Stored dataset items
____

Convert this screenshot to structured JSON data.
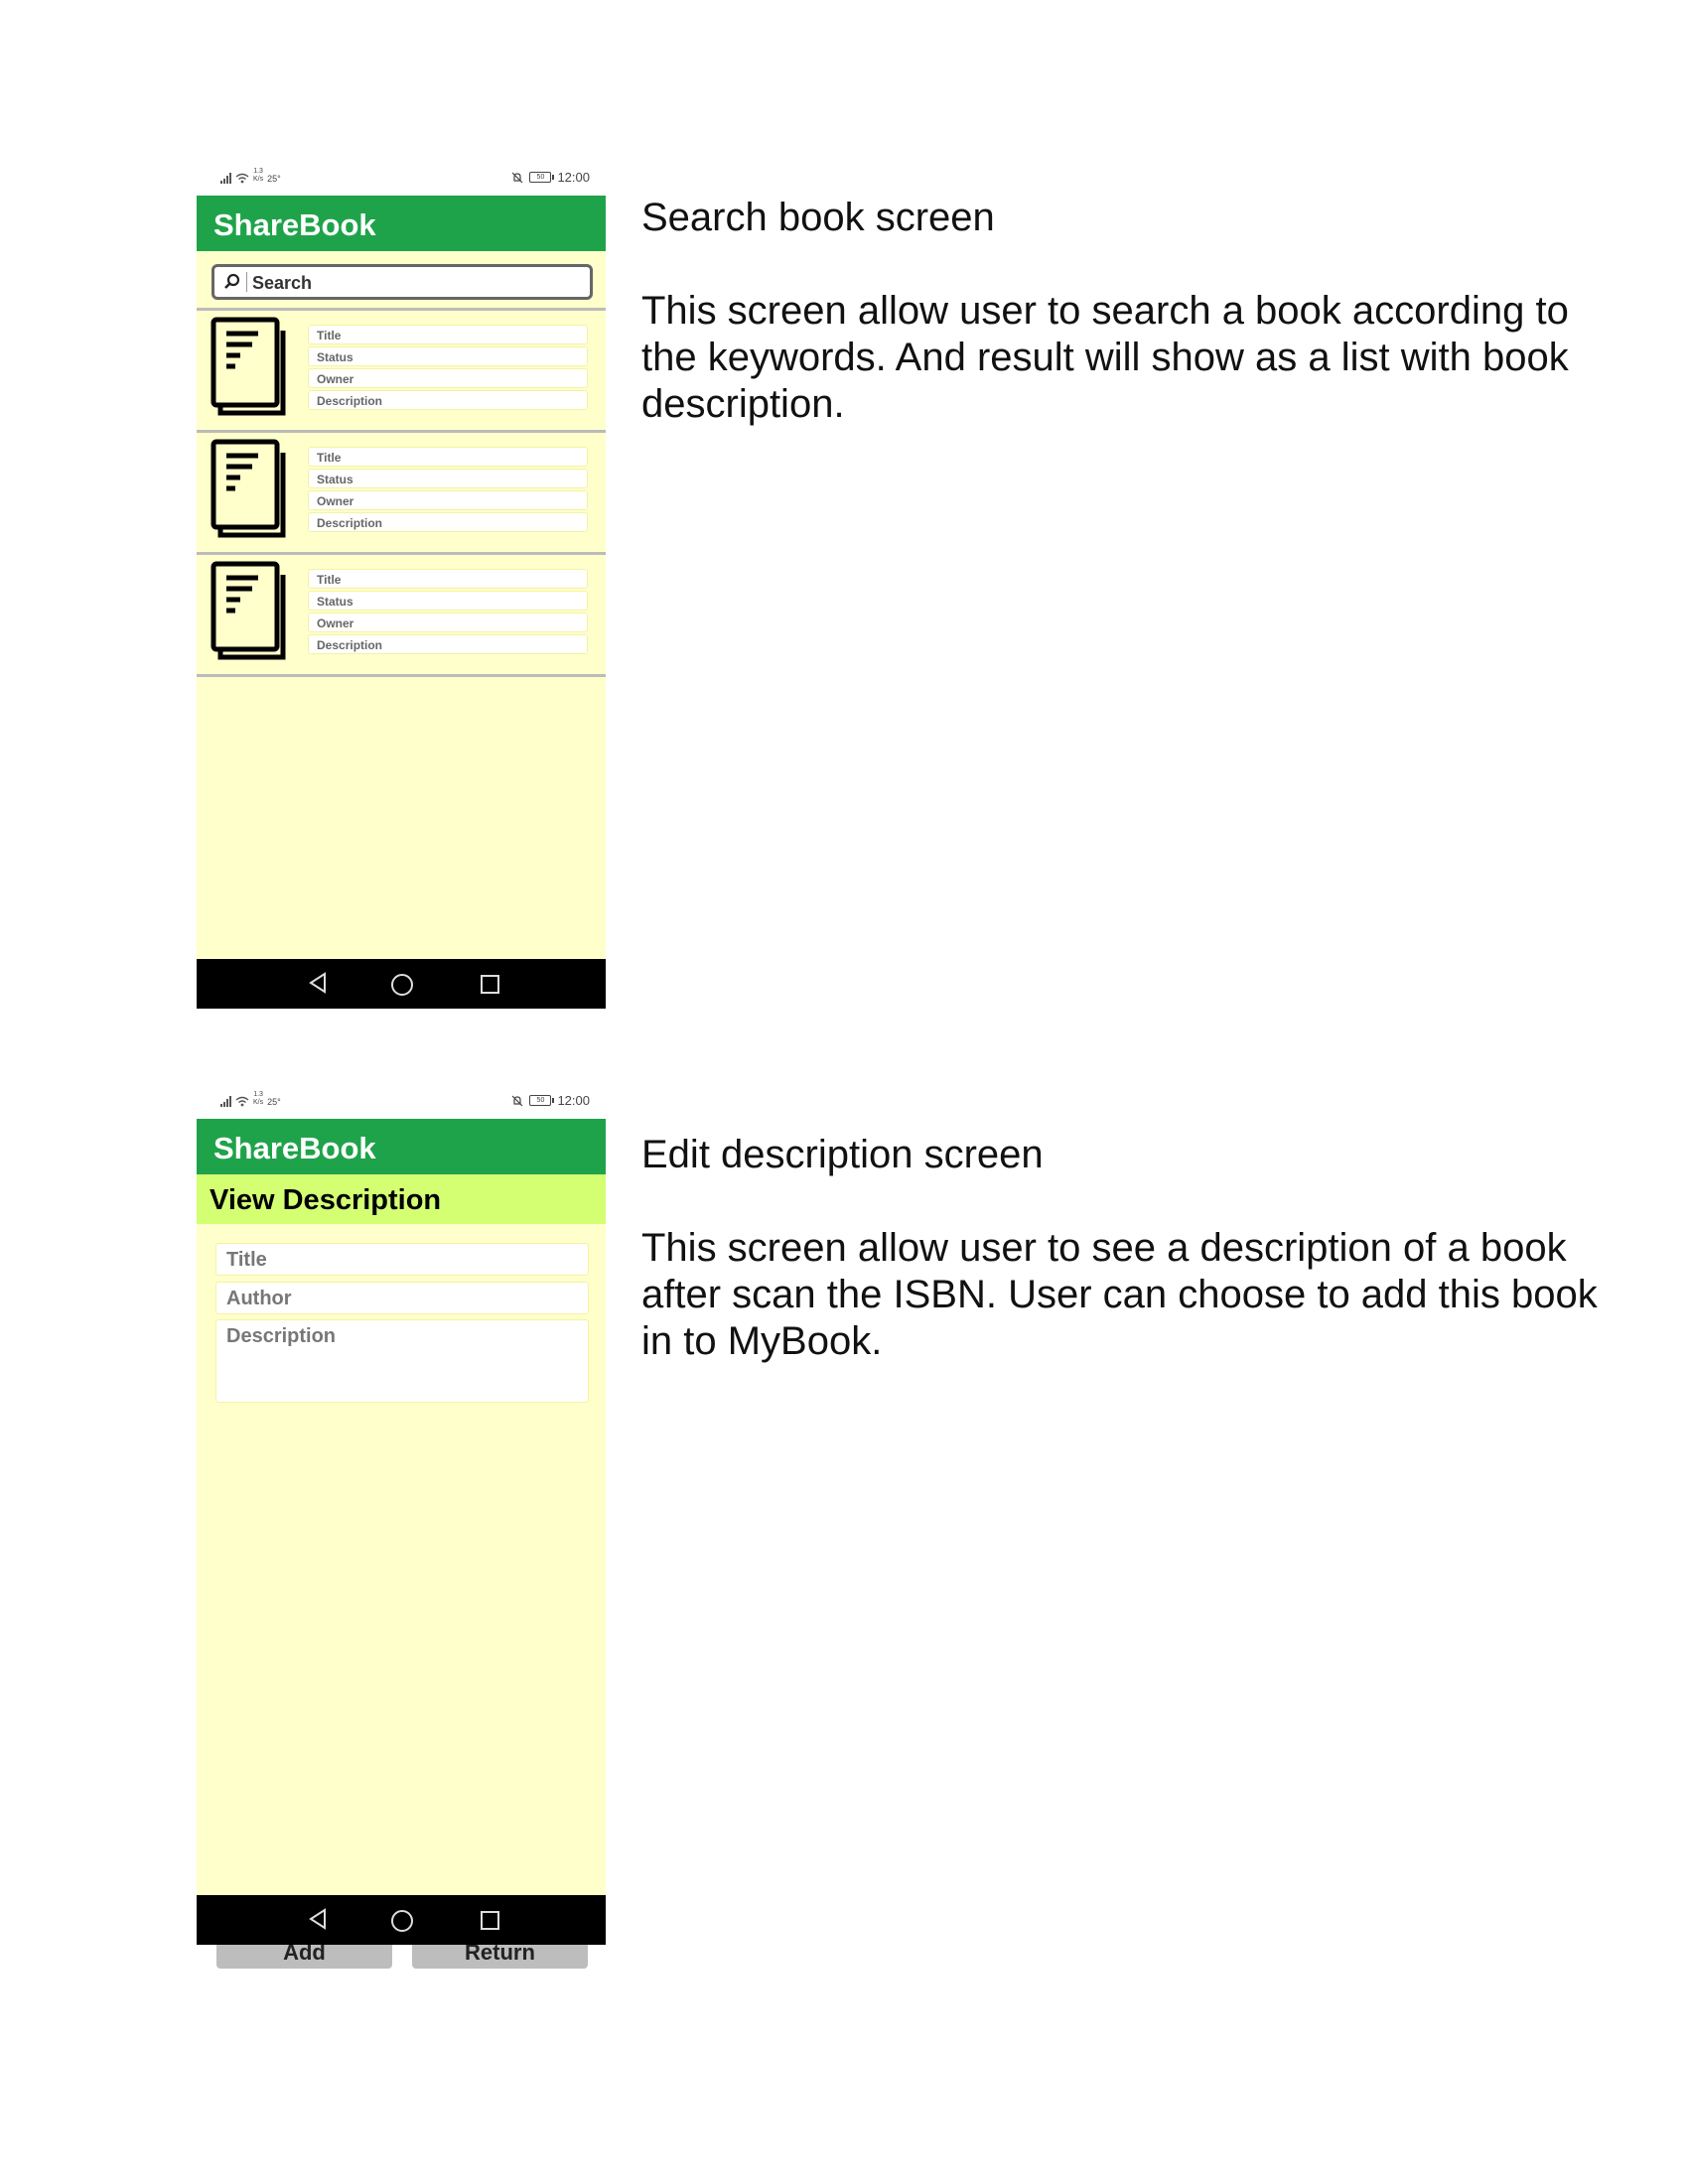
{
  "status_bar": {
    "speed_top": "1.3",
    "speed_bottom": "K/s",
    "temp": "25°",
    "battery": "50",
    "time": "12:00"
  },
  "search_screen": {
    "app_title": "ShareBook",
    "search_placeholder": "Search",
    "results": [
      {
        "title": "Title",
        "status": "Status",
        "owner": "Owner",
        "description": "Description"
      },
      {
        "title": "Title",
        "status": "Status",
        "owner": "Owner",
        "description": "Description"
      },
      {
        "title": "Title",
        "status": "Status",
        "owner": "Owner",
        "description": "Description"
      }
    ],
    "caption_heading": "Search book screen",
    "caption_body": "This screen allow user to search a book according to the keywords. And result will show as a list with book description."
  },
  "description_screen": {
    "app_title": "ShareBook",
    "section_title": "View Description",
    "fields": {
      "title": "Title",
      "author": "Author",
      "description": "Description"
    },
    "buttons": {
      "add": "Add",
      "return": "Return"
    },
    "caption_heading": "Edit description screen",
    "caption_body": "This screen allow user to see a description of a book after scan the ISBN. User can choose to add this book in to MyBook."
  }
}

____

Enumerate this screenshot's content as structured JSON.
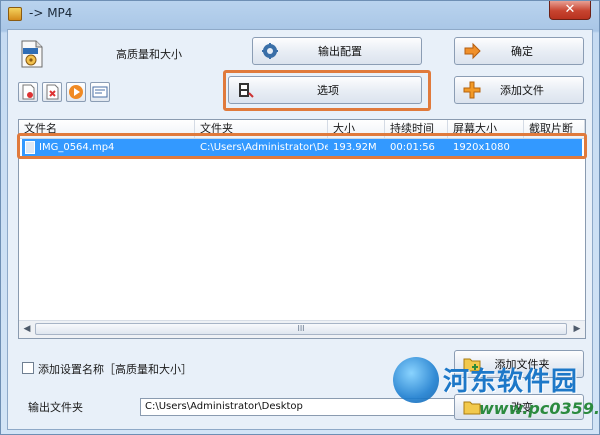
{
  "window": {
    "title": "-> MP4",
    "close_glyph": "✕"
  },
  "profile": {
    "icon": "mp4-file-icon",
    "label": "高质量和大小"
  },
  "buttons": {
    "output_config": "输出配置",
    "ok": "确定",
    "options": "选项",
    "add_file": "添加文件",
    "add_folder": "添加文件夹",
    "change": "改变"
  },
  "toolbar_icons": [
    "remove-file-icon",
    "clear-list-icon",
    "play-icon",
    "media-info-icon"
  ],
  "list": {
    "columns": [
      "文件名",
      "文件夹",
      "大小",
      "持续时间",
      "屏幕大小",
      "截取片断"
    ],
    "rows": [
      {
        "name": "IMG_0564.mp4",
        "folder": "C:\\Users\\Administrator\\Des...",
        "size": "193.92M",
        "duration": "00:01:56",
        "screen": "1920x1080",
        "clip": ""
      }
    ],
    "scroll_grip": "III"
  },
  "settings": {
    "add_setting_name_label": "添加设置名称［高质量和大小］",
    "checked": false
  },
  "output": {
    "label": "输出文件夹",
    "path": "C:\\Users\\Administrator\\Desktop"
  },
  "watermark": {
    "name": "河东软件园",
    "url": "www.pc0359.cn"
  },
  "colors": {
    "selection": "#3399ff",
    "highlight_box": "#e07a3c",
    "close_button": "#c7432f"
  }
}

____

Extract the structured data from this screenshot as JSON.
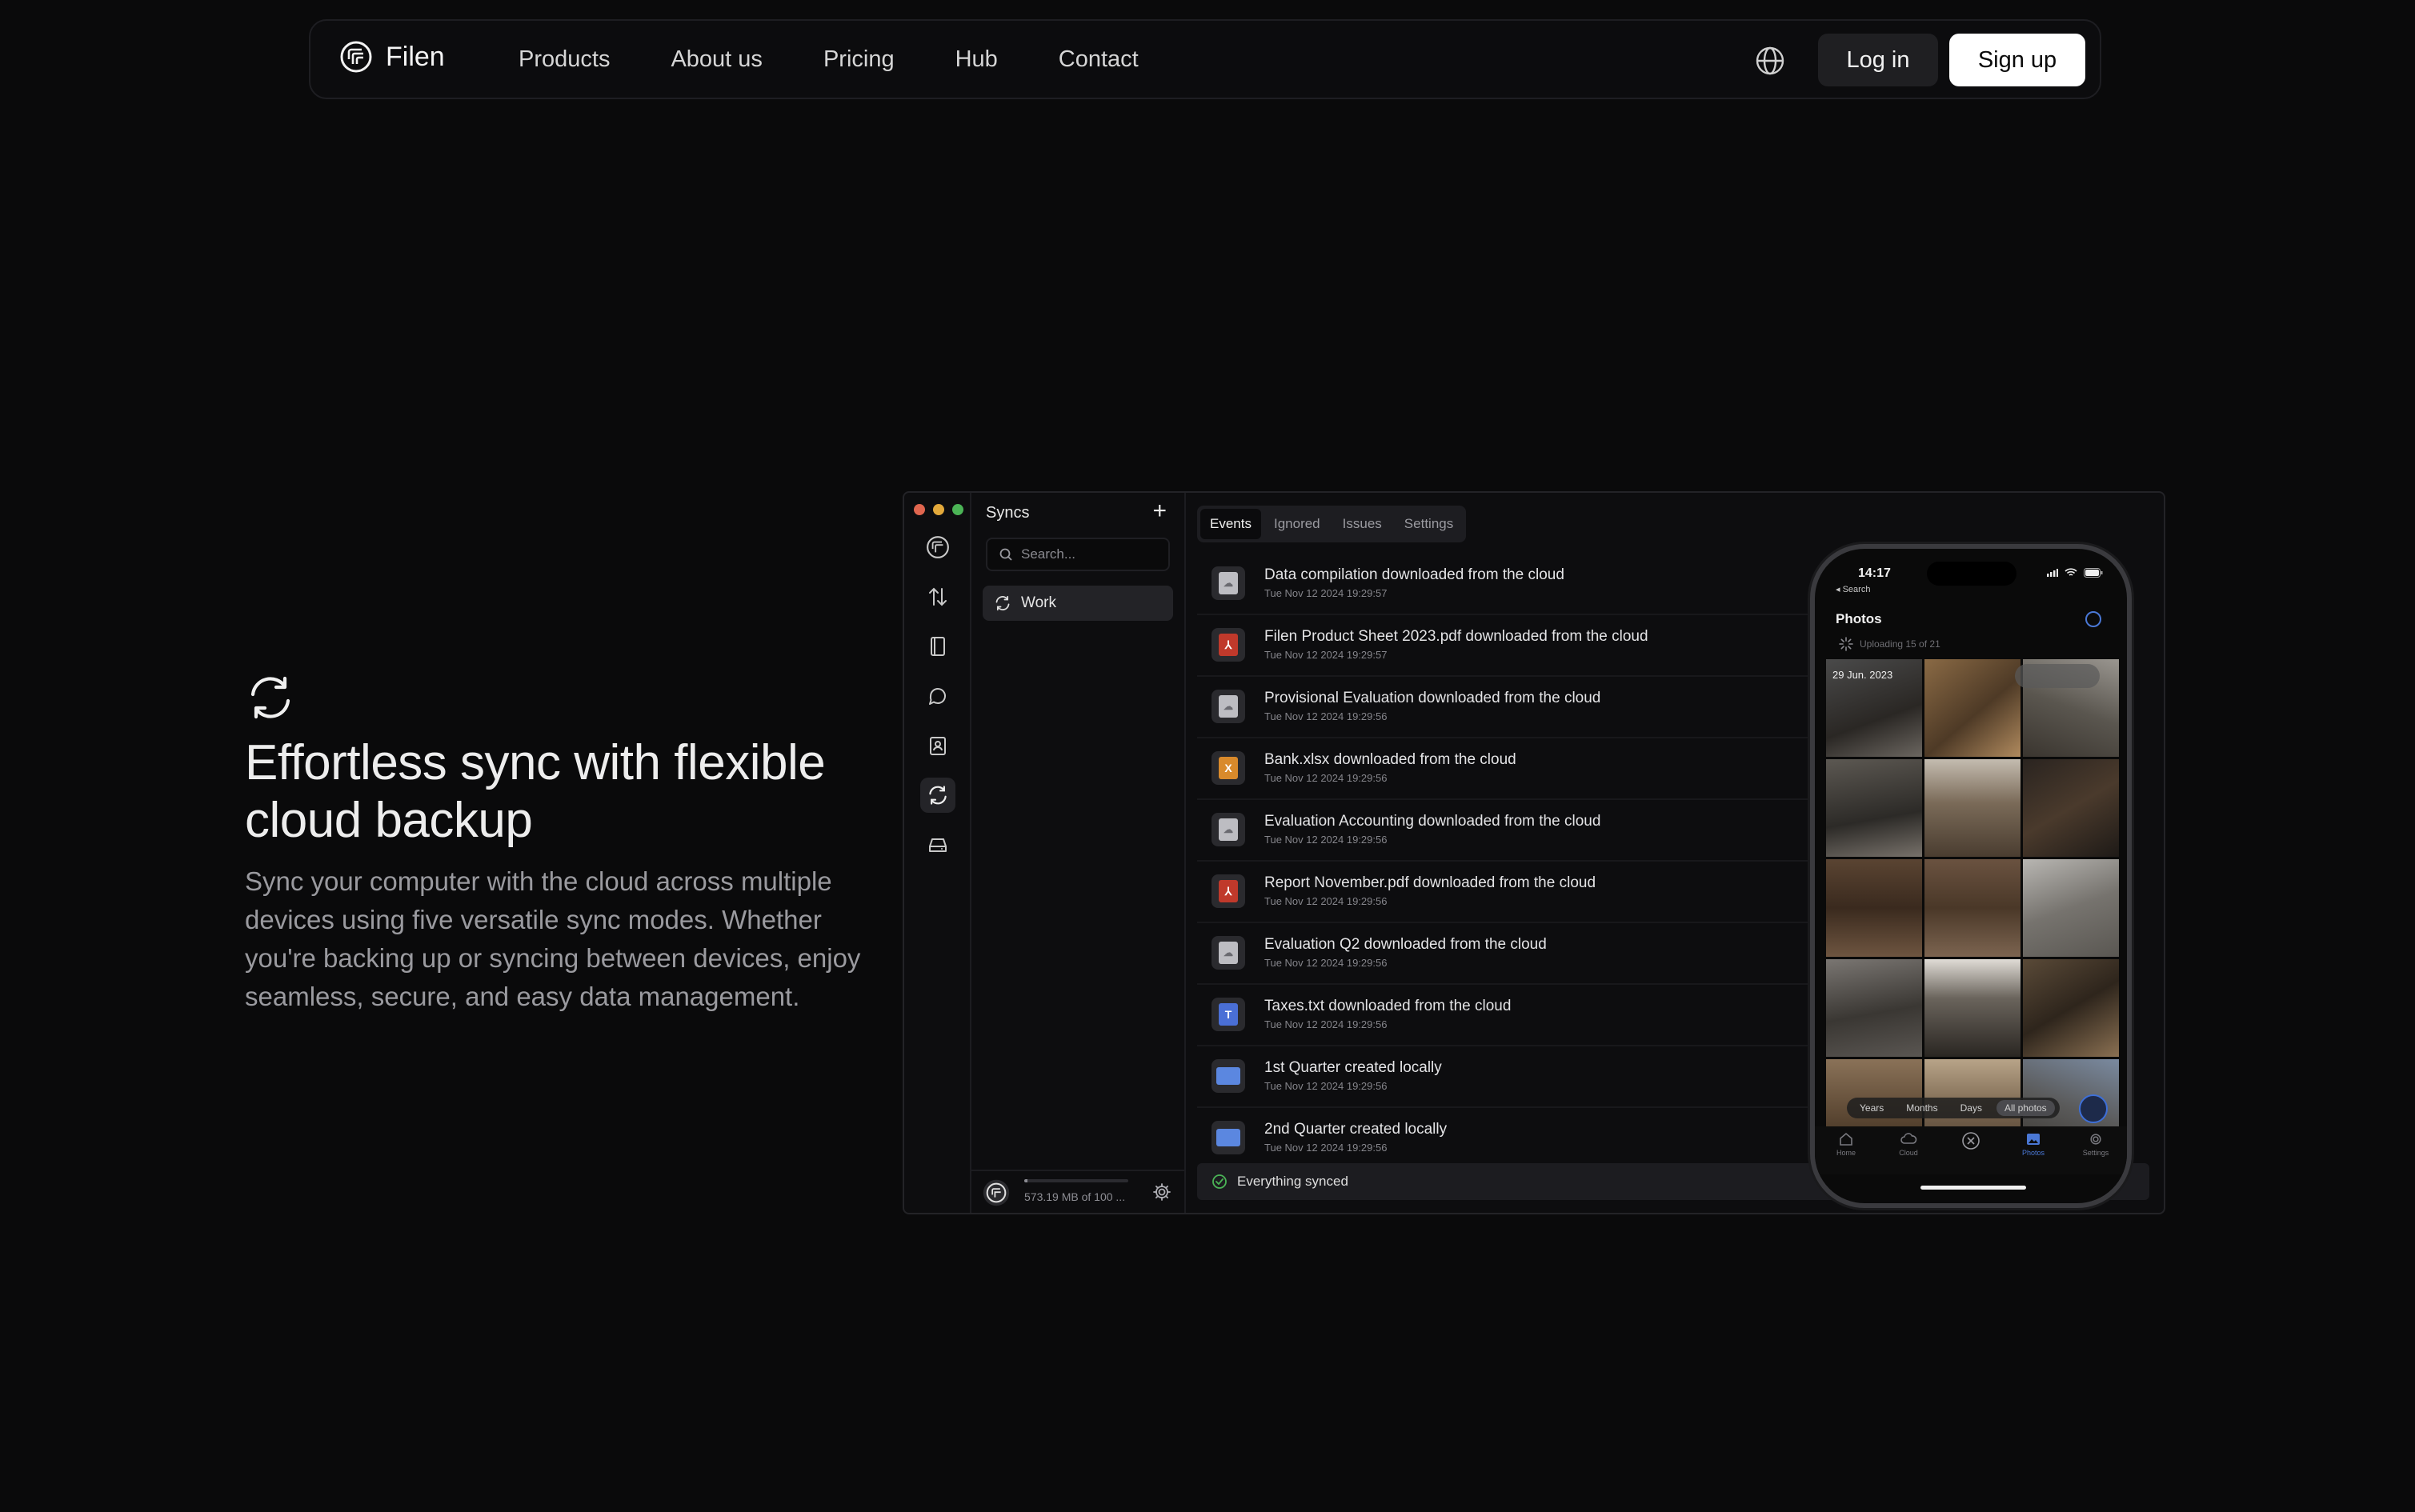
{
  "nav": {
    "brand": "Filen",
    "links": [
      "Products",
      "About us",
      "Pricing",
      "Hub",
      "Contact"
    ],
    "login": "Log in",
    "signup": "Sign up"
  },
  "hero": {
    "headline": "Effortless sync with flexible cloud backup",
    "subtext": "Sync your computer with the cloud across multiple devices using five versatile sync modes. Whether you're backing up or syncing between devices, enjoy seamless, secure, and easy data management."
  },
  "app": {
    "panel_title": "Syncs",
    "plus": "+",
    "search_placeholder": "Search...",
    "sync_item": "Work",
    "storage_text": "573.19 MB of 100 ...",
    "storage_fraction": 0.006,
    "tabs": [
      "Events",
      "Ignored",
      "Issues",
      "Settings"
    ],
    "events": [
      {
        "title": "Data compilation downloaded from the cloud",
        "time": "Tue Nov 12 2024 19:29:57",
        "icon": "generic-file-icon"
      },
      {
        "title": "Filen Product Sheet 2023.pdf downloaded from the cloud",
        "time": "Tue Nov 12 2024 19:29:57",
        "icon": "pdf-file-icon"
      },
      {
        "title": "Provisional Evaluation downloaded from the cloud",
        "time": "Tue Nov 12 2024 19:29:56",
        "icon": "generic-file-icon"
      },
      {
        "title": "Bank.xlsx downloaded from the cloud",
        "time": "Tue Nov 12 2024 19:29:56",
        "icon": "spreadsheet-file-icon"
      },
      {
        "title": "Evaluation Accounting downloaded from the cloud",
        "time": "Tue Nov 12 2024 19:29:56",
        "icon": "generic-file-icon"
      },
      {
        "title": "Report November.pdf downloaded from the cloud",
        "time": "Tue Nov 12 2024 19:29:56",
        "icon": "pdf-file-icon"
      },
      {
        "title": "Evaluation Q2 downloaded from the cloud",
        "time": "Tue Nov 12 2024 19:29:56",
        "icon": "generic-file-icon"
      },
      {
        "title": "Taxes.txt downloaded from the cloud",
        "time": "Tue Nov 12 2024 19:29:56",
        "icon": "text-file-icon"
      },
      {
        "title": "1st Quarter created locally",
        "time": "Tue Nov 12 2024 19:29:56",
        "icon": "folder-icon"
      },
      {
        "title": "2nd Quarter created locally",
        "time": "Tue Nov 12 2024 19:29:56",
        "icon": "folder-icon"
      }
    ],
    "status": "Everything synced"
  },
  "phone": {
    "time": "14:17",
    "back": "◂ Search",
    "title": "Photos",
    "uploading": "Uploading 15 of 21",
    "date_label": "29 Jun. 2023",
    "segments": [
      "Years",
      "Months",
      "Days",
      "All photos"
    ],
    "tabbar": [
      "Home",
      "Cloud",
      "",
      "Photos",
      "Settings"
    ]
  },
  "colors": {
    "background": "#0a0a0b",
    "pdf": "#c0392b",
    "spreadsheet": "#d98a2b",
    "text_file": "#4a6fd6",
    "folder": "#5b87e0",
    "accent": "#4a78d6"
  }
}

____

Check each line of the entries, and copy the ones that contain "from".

Extract the structured data from this screenshot as JSON.
        "title": "Data compilation downloaded from the cloud",
        "title": "Filen Product Sheet 2023.pdf downloaded from the cloud",
        "title": "Provisional Evaluation downloaded from the cloud",
        "title": "Bank.xlsx downloaded from the cloud",
        "title": "Evaluation Accounting downloaded from the cloud",
        "title": "Report November.pdf downloaded from the cloud",
        "title": "Evaluation Q2 downloaded from the cloud",
        "title": "Taxes.txt downloaded from the cloud",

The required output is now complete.